Transonic Flow Past a Symmetrical Airfoil at High Angle of Attack

D. A. Johnson, W. D. Bachalo, F. K. Owen
1981 Journal of Aircraft  
The results of an experimental investigation of shock-induced stall and leading-edge stall on a 64A010 airfoil section are presented. Advanced nonintrusive techniques--laser velocimetry and holographic inteferometry--were used in characterizing the inviscld and viscous flow regions. The measurements include Mach contours of the inviscid flow regions, and mean velocity, flow direction, and Reynolds shear stress profiles in the separated regions. The experimental observations of this study are
more » ... evant to efforts to improve surfacepressure prediction methods for airfoils at or near stall. C CL ! L N P Rec Ruv u um u X Y Ol 6 0 p II p 7 Nomenclature = chord length of airfoil =skin friction coefficient, rw/½p_.u_ = lift coefficient, L / ½p_ u_ = local pressure coefficient, Co -p® ) / ½p® u_ = Gladestone-Dale constant = Prandtl's mixing length = optical path length = total number of velocity realizations --pressure = Reynolds number based upon airfoil chord length = uv correlation coefficient, u' v' / (u') (v') = velocity component in the streamwise direction = minimum velocity across wake = velocity component in the normal direction = coordinate in the streamwise direction = coordinate in the normal direction = angle of attack = viscous layer thickness = fringe shift in interferogram = flow angle, arctan 6/_ = laser wavelength = kinematic viscosity = Cole's wake parameter = fluid density = shear stress = weighting factor for velocity biasing Subscripts e = conditions at edge of viscous layer i =/th velocity realization s = surface w = conditions at the surface o, = freestream conditions Superscripts (') = fluctuating quantity ( --) = time-averaged quantity (') = rms value of quantity
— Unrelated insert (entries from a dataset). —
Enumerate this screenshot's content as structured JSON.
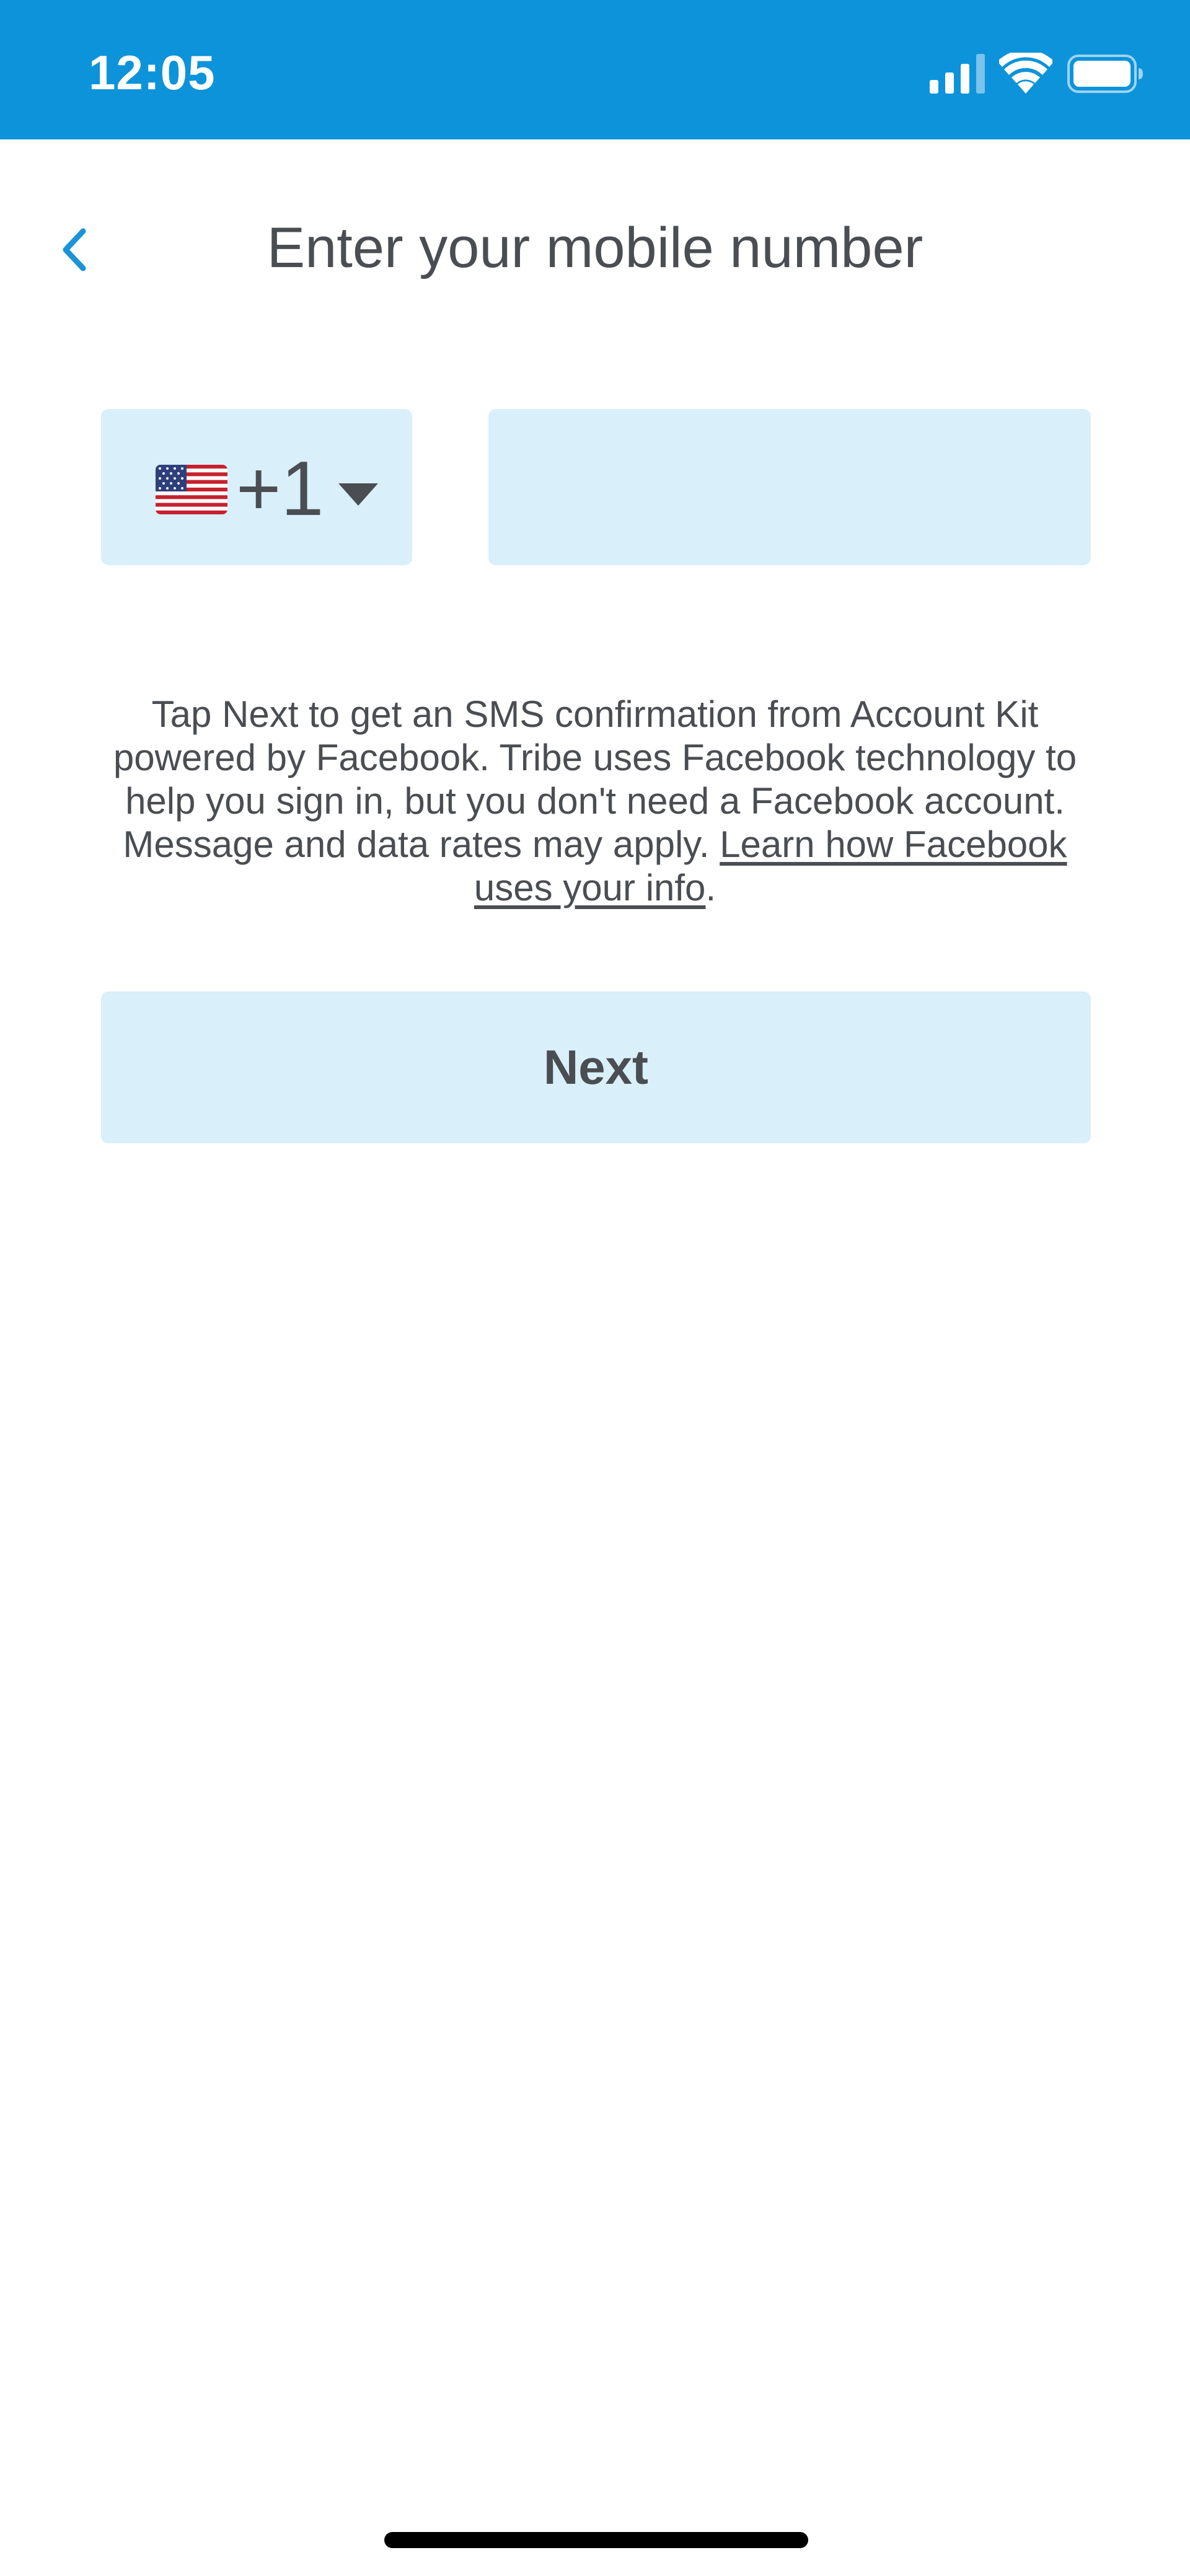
{
  "status_bar": {
    "time": "12:05",
    "background": "#0d93da",
    "icons": [
      "signal-icon",
      "wifi-icon",
      "battery-icon"
    ]
  },
  "header": {
    "back_icon": "chevron-left-icon",
    "title": "Enter your mobile number",
    "accent": "#1a93d8"
  },
  "phone_form": {
    "country_flag": "us-flag-icon",
    "country_code": "+1",
    "dropdown_icon": "caret-down-icon",
    "phone_value": "",
    "phone_placeholder": "",
    "field_background": "#d9eff9"
  },
  "disclaimer": {
    "text": "Tap Next to get an SMS confirmation from Account Kit powered by Facebook. Tribe uses Facebook technology to help you sign in, but you don't need a Facebook account. Message and data rates may apply. ",
    "link_text": "Learn how Facebook uses your info",
    "suffix": "."
  },
  "actions": {
    "next_label": "Next",
    "button_background": "#d9eff9"
  }
}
doi:10.2514/3.57459 fatcat:wqedxq4m5zco3hqjiylja5u6ti